EXERCISE GOAL: I'd like the entries reproduced exactly, with all pictures omitted.

DATA SECTION:

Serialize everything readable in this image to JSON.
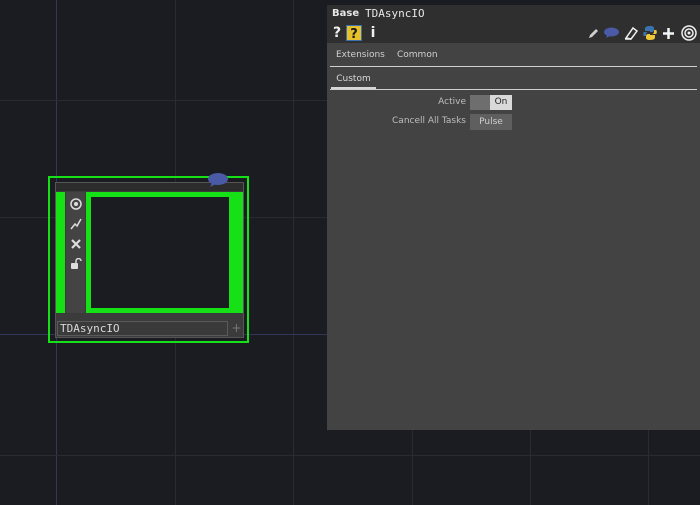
{
  "node": {
    "name": "TDAsyncIO",
    "icons": [
      "viewer-active-icon",
      "bypass-icon",
      "close-icon",
      "lock-icon"
    ],
    "add_label": "+"
  },
  "panel": {
    "op_type": "Base",
    "op_name": "TDAsyncIO",
    "toolbar": {
      "help": "?",
      "python_help": "?",
      "info": "i"
    },
    "tabs_row1": [
      "Extensions",
      "Common"
    ],
    "active_tab": "Custom",
    "params": {
      "active_label": "Active",
      "active_value": "On",
      "cancel_label": "Cancell All Tasks",
      "cancel_button": "Pulse"
    }
  },
  "colors": {
    "selection": "#16e016",
    "background": "#1b1c21",
    "panel": "#434343"
  }
}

EXERCISE RESULT:
Serialize everything readable in this image to JSON.
{
  "node": {
    "name": "TDAsyncIO",
    "icons": [
      "viewer-active-icon",
      "bypass-icon",
      "close-icon",
      "lock-icon"
    ],
    "add_label": "+"
  },
  "panel": {
    "op_type": "Base",
    "op_name": "TDAsyncIO",
    "toolbar": {
      "help": "?",
      "python_help": "?",
      "info": "i"
    },
    "tabs_row1": [
      "Extensions",
      "Common"
    ],
    "active_tab": "Custom",
    "params": {
      "active_label": "Active",
      "active_value": "On",
      "cancel_label": "Cancell All Tasks",
      "cancel_button": "Pulse"
    }
  },
  "colors": {
    "selection": "#16e016",
    "background": "#1b1c21",
    "panel": "#434343"
  }
}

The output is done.